Muffle all chatter and squirm...

So what happens to humans in the absence of all auditory stimulation? You’ll likely experience "audio hallucinations," only they aren't, at all. Turns out, you actually do start to pick up on the nuances of your own body at work. The sound of the blood in the vessels of your inner ear suddenly becomes apparent. After a minute or so, you can even hear your own heart beat. You also get dizzy.

You’ve just entered the International HQ for Microsoft Research. It's in this room that Microsoft researchers conduct various sound experiments to improve teleconferencing and various auditory recognition technologies. By effectively simulating complete silence, researchers can accurately measure spatial sound patterns without having to deal with echoes and reverberations that are a part of our normal day-to-day existence.

The one concession designers did make was to incorporate specially designed air ducts that pump air into the room.
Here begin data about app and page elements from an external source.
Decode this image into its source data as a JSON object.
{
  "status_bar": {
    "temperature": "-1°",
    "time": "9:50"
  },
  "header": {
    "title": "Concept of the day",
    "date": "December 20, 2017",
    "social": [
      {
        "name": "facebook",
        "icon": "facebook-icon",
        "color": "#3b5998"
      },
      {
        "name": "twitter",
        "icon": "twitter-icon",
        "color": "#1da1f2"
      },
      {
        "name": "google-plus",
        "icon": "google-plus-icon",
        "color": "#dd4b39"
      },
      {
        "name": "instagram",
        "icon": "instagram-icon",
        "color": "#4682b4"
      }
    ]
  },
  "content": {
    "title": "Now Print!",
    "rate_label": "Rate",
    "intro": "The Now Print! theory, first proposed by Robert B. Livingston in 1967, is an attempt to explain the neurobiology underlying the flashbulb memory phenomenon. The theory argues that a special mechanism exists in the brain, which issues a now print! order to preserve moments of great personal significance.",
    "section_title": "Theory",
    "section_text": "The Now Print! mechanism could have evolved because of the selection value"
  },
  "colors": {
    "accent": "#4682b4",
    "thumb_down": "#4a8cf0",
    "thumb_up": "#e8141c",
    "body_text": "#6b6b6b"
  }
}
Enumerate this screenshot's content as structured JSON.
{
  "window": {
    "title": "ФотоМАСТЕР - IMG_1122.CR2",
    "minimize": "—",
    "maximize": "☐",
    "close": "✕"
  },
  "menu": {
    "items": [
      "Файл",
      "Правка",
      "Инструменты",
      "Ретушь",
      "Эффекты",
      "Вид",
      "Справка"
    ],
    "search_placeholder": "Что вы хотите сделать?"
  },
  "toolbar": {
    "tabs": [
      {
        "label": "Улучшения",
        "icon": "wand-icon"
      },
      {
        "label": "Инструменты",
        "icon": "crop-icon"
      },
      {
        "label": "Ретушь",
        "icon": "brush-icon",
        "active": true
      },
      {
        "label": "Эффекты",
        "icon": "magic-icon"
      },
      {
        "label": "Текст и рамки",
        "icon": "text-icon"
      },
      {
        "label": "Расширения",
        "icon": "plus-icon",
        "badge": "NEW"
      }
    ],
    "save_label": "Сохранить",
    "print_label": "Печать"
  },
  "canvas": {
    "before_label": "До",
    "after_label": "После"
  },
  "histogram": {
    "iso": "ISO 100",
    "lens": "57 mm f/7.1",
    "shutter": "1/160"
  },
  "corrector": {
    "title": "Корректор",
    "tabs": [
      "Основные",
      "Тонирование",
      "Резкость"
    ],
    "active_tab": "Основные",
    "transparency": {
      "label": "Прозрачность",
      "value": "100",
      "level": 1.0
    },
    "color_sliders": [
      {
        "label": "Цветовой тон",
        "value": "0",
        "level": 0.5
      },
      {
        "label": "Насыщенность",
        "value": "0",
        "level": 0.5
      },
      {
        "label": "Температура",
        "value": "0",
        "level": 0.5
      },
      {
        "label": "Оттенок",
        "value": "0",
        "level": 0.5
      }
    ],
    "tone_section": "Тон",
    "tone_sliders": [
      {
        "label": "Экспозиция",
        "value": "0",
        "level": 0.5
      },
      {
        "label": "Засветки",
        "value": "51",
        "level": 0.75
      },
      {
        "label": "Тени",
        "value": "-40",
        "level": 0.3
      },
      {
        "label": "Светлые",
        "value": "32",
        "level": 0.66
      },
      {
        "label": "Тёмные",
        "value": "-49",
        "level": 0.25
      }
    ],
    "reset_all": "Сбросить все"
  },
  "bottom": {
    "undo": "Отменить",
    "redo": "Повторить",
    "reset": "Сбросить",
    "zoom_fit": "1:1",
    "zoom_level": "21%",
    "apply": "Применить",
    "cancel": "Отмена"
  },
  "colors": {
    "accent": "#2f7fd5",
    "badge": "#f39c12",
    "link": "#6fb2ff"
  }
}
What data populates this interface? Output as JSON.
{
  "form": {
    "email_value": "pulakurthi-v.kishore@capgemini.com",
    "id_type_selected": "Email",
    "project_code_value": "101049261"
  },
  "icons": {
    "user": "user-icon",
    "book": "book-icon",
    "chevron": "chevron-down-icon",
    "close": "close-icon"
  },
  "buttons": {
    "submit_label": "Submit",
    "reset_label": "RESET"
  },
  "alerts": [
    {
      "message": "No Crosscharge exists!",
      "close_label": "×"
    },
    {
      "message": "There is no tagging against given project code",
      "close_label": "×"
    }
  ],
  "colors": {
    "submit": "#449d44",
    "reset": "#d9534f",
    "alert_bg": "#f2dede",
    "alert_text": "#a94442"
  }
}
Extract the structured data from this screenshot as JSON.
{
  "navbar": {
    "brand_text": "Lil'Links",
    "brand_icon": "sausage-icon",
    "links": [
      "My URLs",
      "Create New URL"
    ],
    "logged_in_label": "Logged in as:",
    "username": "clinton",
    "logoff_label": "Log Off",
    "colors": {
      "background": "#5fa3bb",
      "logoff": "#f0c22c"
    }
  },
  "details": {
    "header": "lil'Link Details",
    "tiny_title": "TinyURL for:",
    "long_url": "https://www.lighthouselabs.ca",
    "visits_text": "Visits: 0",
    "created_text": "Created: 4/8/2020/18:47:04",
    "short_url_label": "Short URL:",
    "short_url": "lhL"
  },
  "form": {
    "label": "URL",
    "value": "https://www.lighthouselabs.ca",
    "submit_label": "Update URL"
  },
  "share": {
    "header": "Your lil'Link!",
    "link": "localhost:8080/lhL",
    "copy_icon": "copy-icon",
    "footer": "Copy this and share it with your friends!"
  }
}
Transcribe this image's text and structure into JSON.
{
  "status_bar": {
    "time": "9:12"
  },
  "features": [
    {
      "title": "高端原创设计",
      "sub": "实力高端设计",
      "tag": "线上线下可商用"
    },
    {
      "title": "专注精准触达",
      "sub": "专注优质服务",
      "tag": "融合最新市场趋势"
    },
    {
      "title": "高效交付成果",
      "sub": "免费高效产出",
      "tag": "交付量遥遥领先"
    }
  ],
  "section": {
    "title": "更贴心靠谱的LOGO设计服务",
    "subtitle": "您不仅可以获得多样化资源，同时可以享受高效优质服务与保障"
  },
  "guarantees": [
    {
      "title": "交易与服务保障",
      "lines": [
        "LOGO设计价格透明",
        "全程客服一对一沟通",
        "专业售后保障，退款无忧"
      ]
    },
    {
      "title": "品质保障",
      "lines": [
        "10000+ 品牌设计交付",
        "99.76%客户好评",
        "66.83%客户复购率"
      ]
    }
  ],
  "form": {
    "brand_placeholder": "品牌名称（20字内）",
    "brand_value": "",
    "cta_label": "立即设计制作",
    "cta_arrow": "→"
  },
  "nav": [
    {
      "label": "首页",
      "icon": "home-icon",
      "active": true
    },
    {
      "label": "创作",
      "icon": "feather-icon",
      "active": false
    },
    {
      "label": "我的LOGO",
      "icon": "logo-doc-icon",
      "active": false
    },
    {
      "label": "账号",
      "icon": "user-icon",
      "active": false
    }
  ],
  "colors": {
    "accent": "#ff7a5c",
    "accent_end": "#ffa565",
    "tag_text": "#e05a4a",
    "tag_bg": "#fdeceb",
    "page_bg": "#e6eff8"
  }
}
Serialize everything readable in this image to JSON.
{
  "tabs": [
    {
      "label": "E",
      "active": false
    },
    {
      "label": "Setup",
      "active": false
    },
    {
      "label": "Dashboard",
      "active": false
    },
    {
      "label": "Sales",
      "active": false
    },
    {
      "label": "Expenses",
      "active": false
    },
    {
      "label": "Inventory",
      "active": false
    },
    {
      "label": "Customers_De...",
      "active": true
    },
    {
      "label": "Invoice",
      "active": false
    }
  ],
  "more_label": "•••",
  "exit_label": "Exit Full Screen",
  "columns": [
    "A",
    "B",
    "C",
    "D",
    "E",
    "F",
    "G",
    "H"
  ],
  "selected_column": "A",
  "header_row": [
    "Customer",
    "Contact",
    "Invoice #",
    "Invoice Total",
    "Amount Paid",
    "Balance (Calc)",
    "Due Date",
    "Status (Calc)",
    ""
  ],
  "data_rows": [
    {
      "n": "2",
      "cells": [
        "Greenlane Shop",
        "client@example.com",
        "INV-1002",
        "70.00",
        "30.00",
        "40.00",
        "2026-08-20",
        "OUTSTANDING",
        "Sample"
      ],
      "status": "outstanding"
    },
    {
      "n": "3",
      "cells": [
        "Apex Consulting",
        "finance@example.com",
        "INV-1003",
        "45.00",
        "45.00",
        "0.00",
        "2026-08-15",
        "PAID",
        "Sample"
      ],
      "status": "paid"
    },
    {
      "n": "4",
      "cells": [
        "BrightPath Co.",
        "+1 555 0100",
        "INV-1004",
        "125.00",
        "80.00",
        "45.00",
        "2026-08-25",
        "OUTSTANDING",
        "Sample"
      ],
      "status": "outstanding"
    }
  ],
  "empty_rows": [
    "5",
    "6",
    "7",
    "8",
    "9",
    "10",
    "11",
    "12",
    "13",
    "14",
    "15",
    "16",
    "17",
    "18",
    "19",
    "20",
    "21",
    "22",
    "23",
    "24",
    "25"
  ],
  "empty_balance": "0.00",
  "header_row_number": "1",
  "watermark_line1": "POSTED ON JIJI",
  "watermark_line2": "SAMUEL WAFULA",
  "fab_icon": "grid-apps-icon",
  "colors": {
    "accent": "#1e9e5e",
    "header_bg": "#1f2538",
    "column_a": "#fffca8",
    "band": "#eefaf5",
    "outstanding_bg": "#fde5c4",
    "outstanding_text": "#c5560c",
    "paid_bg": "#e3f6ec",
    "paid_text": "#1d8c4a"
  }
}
While they do produce a minute level of noise, they can also be shut off, effectively cutting off all air flow for "perfect silence," as one Microsoft researcher put it.

I’d rather have some chatter….